Online Tobacco Control Information Can be Improved

From 2000 to 2001, Philippe Boucher, a consultant in Bainbridge Island, Wash., inventoried and evaluated tobacco control websites and online services.

Internet tools are crucial as a way to manage tobacco control information. However, health agencies and other groups that create websites and online services do so in isolation, an approach that prevents them from making the most of other online initiatives and adopting better practices. Boucher:

  • Inventoried and indexed tobacco control website efforts of all 50 states and the District of Columbia.
  • Surveyed approximately 200 webmasters from tobacco control sites run by states, commercial organizations and nonprofit organizations.
  • Evaluated tobacco control websites and outlined best practices.
  • Did 52 online interviews with prominent tobacco advocates.

Boucher started these weekly online interviews in 1999. The interviews funded by this project started on November 1, 2000 (Ross Hammond interview) and ended on February 25, 2002 (Andrew Pendleton interview). Boucher has also published 45 of them in a book, People and Issues in Tobacco Control.

Key Findings

  • The assessment of tobacco control online services revealed that:

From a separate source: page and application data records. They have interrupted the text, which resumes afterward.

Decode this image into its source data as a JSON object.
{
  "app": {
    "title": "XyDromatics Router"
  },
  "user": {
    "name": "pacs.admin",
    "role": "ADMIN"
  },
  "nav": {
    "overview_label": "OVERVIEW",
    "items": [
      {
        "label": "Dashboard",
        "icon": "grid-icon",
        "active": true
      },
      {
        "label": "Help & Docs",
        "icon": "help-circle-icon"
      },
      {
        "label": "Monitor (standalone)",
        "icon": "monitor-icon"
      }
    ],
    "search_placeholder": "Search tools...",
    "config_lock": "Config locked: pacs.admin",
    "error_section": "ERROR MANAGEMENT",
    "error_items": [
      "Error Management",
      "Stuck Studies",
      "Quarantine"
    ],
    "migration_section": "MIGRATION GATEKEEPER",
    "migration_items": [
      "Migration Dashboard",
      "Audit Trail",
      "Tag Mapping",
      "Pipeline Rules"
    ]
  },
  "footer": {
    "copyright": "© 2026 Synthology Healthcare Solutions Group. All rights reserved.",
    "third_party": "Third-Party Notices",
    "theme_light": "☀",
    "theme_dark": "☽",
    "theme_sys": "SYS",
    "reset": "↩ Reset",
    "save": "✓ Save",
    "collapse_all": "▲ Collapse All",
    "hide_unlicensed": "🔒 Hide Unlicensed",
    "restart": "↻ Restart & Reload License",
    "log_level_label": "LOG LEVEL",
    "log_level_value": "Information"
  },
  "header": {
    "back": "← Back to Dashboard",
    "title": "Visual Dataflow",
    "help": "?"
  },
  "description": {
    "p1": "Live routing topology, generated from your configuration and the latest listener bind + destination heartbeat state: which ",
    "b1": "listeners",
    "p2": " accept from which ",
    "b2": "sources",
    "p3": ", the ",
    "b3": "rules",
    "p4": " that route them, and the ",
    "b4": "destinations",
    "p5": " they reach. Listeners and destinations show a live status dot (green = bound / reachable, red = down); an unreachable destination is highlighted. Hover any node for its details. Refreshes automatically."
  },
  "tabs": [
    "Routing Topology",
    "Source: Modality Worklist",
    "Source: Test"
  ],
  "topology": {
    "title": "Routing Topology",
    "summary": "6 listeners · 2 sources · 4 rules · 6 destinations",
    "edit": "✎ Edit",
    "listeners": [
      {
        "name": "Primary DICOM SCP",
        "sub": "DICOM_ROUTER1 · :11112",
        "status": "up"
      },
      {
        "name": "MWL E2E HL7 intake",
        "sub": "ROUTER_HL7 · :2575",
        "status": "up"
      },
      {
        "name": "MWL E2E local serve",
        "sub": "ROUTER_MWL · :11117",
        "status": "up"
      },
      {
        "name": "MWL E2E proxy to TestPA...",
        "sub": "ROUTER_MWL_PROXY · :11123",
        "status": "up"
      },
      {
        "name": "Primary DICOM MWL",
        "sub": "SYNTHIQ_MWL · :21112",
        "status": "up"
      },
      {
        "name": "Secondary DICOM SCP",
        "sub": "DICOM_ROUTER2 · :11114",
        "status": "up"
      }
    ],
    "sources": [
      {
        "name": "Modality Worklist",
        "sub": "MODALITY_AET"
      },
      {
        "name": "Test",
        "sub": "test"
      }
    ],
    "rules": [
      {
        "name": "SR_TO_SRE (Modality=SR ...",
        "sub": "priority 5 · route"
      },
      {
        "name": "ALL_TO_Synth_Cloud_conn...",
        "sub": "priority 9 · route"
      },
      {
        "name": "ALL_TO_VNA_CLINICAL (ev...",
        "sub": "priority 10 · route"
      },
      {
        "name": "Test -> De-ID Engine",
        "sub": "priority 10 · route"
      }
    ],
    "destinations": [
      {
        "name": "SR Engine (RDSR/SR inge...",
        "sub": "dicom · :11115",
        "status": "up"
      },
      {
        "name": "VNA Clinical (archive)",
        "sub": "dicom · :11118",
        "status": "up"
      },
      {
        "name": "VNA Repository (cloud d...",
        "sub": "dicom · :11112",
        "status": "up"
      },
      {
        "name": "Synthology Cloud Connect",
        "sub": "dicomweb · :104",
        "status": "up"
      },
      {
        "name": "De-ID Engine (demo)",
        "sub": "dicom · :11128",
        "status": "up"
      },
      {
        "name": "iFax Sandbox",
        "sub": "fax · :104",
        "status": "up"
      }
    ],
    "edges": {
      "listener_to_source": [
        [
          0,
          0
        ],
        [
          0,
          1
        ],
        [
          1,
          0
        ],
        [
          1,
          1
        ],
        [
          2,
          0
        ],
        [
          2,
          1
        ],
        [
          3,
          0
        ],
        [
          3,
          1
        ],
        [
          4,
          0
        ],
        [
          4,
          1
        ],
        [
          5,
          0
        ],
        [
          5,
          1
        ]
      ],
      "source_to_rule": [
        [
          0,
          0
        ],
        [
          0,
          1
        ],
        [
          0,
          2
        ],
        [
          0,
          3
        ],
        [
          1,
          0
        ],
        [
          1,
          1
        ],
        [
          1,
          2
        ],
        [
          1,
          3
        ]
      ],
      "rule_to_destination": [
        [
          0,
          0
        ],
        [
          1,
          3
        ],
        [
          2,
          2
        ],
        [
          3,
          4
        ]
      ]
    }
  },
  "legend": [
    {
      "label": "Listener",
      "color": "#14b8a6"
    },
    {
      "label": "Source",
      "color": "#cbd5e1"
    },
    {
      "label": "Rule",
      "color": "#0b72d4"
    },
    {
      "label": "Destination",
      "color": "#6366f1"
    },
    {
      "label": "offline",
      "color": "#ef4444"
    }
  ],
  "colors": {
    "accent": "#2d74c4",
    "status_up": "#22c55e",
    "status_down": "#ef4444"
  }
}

    • Tobacco control decision-makers do not yet consider funding Internet projects a priority.
    • Because there is so much tobacco control information available, a clearinghouse with daily, weekly and monthly selections is necessary to sort and present the most important news.
    • Many tobacco control professionals still do not use the Internet for tobacco control news and information. To reach the U.S. tobacco control community, it is therefore advisable to create a quarterly paper, providing a forum where people could share their initiatives, ideas and problems as a complement to online services.
    • Only a few states (Arizona, Massachusetts, Minnesota, California, Florida, Indiana, Maine, Mississippi, Oregon, Washington, West Virginia and Wisconsin) have or are developing comprehensive, well-designed tobacco control websites. Half of the states either do not operate a tobacco control website or have sites with little information; of those states that do have tobacco control websites, half rarely update them.

Key Recommendations

  • To help new sites perform better, Boucher recommended establishing a cooperative network of tobacco control webmasters, and suggested that RWJF bring together its Internet-based tobacco control projects to construct such a framework. As a starting point for best practices, the project director recommended that all websites include the following:

    • A staff directory.
    • Key quantitative data (smoking prevalence, budget, sales, taxes, industry ads, regulations).
    • Recent and archived past news.
    • Program evaluations in an accessible format (i.e. non-pdf).
    • Detailed descriptions of ongoing projects.
    • Regular and frequent updating.
    • An e-mail address for questions.
    • Listserves to help partners communicate.
    • Reference and specialized site links.
    • Traffic information including the number of visitors and pages.
  • Boucher also proposed a number of Web projects including online information from tobacco control conferences such as abstracts of presentations, and a yearbook of tobacco control activities.

    Boucher wrote two reports about the project findings for RWJF:

    • How to Improve Online Tobacco Control Information.
    • Tobacco Control Sites Index: State-by-State Evaluation Sheet, January/October 2001.

    He also edited and self-published (printed on demand) a 402-page book, People and Issues in Tobacco Control, which includes 124 interviews, 45 prepared under this grant.